As the climate changes, drought may reduce tree productivity and survival across many forest ecosystems; however, the relative influence of specific climate parameters on forest decline is poorly understood. We derive a forest drought-stress index (FDSI) for the southwestern United States using a comprehensive tree-ring data set representing AD 1000-2007. The FDSI is approximately equally influenced by the warm-season vapour-pressure deficit (largely controlled by temperature) and cold-season precipitation, together explaining 82% of the FDSI variability. Correspondence between the FDSI and measures of forest productivity, mortality, bark-beetle outbreak and wildfire validate the FDSI as a holistic forest-vigour indicator. If the vapour-pressure deficit continues increasing as projected by climate models, the mean forest drought-stress by the 2050s will exceed that of the most severe droughts in the past 1,000 years. Collectively, the results foreshadow twenty-first-century changes in forest structures and compositions, with transition of forests in the southwestern United States, and perhaps water-limited forests globally, towards distributions unfamiliar to modern civilization.

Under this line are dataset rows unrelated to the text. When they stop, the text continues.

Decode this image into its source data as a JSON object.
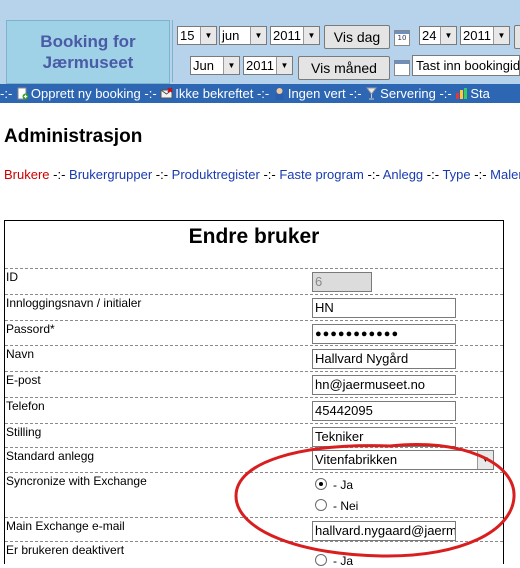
{
  "brand": {
    "title": "Booking for\nJærmuseet"
  },
  "controls": {
    "from_day": "15",
    "from_month": "jun",
    "from_year": "2011",
    "today_button": "Vis dag",
    "to_day": "24",
    "to_year": "2011",
    "month_select": "Jun",
    "month_year": "2011",
    "month_button": "Vis måned",
    "search_text": "Tast inn bookingid"
  },
  "navbar": {
    "items": [
      {
        "label": "Opprett ny booking"
      },
      {
        "label": "Ikke bekreftet"
      },
      {
        "label": "Ingen vert"
      },
      {
        "label": "Servering"
      },
      {
        "label": "Sta"
      }
    ],
    "separator": "-:-"
  },
  "page": {
    "heading": "Administrasjon"
  },
  "admin_links": {
    "items": [
      {
        "label": "Brukere"
      },
      {
        "label": "Brukergrupper"
      },
      {
        "label": "Produktregister"
      },
      {
        "label": "Faste program"
      },
      {
        "label": "Anlegg"
      },
      {
        "label": "Type"
      },
      {
        "label": "Maler"
      }
    ],
    "separator": "-:-"
  },
  "form": {
    "title": "Endre bruker",
    "fields": [
      {
        "label": "ID",
        "value": "6"
      },
      {
        "label": "Innloggingsnavn / initialer",
        "value": "HN"
      },
      {
        "label": "Passord*",
        "value": "●●●●●●●●●●●"
      },
      {
        "label": "Navn",
        "value": "Hallvard Nygård"
      },
      {
        "label": "E-post",
        "value": "hn@jaermuseet.no"
      },
      {
        "label": "Telefon",
        "value": "45442095"
      },
      {
        "label": "Stilling",
        "value": "Tekniker"
      },
      {
        "label": "Standard anlegg",
        "value": "Vitenfabrikken"
      },
      {
        "label": "Syncronize with Exchange",
        "option_yes": "- Ja",
        "option_no": "- Nei"
      },
      {
        "label": "Main Exchange e-mail",
        "value": "hallvard.nygaard@jaermu"
      },
      {
        "label": "Er brukeren deaktivert",
        "option_yes": "- Ja"
      }
    ]
  },
  "colors": {
    "header_bg": "#b7d3ec",
    "nav_bg": "#2d66b3",
    "link": "#1a3bb0",
    "active_link": "#cc0000",
    "annotation": "#d81e1e"
  }
}
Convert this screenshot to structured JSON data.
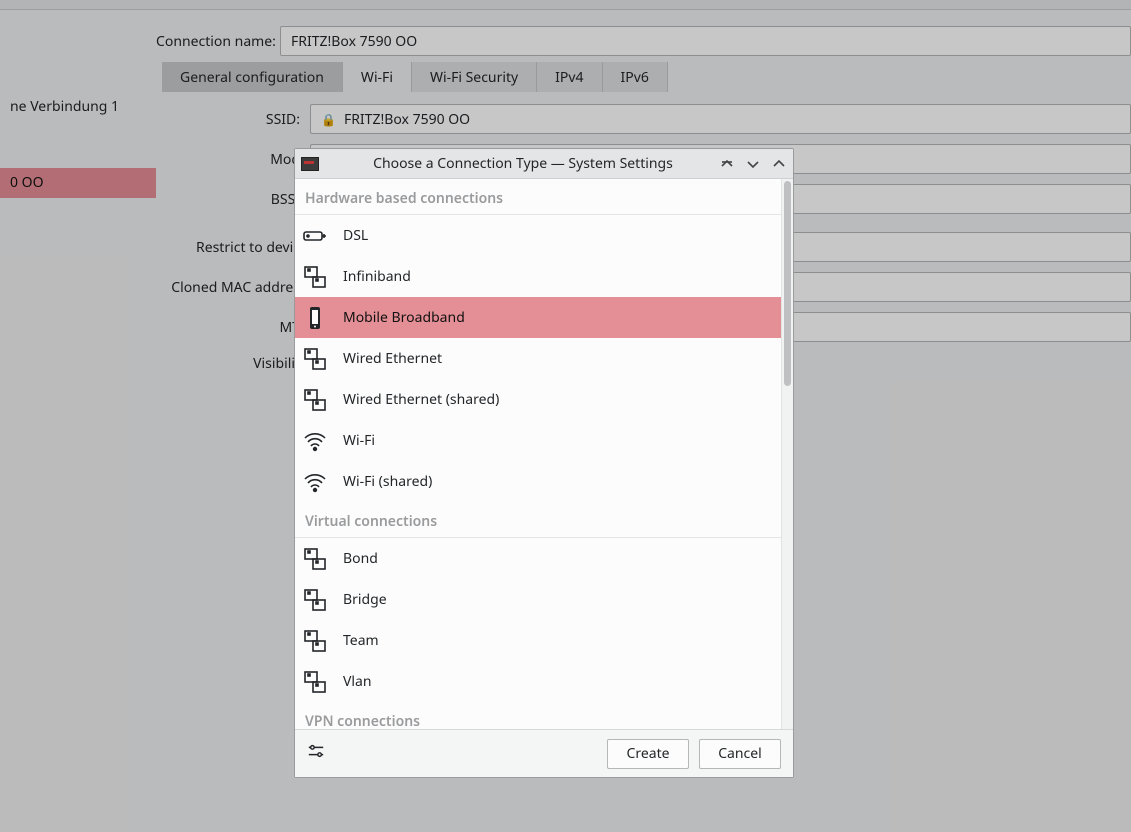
{
  "sidebar": {
    "items": [
      {
        "label": "ne Verbindung 1"
      },
      {
        "label": "0 OO"
      }
    ]
  },
  "form": {
    "connection_name_label": "Connection name:",
    "connection_name_value": "FRITZ!Box 7590 OO",
    "tabs": {
      "general": "General configuration",
      "wifi": "Wi-Fi",
      "wifisec": "Wi-Fi Security",
      "ipv4": "IPv4",
      "ipv6": "IPv6"
    },
    "labels": {
      "ssid": "SSID:",
      "mode": "Mod",
      "bssid": "BSSI",
      "restrict": "Restrict to devic",
      "cloned": "Cloned MAC addres",
      "mtu": "MT",
      "visibility": "Visibilit"
    },
    "ssid_value": "FRITZ!Box 7590 OO"
  },
  "dialog": {
    "title": "Choose a Connection Type — System Settings",
    "sections": {
      "hardware": "Hardware based connections",
      "virtual": "Virtual connections",
      "vpn": "VPN connections"
    },
    "hardware_items": [
      {
        "id": "dsl",
        "label": "DSL"
      },
      {
        "id": "infiniband",
        "label": "Infiniband"
      },
      {
        "id": "mobile-broadband",
        "label": "Mobile Broadband",
        "selected": true
      },
      {
        "id": "wired-ethernet",
        "label": "Wired Ethernet"
      },
      {
        "id": "wired-ethernet-shared",
        "label": "Wired Ethernet (shared)"
      },
      {
        "id": "wifi",
        "label": "Wi-Fi"
      },
      {
        "id": "wifi-shared",
        "label": "Wi-Fi (shared)"
      }
    ],
    "virtual_items": [
      {
        "id": "bond",
        "label": "Bond"
      },
      {
        "id": "bridge",
        "label": "Bridge"
      },
      {
        "id": "team",
        "label": "Team"
      },
      {
        "id": "vlan",
        "label": "Vlan"
      }
    ],
    "buttons": {
      "create": "Create",
      "cancel": "Cancel"
    }
  }
}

Williams, A. Park; Allen, Craig D.; Macalady, Alison K.; Griffin, Daniel; Woodhouse, Connie A.; Meko, David M.; Swetnam, Thomas W.; Rauscher, Sara A.; Seager, Richard; Grissino-Mayer, Henri D.; Dean, Jeffrey S.; Cook, Edward R.; Gangodagamage, Chandana; Cai, Michael; McDowell, Nate G. 2012. Temperature as a potent driver of regional forest drought stress and tree mortality. Nature Climate Change 3:292-297.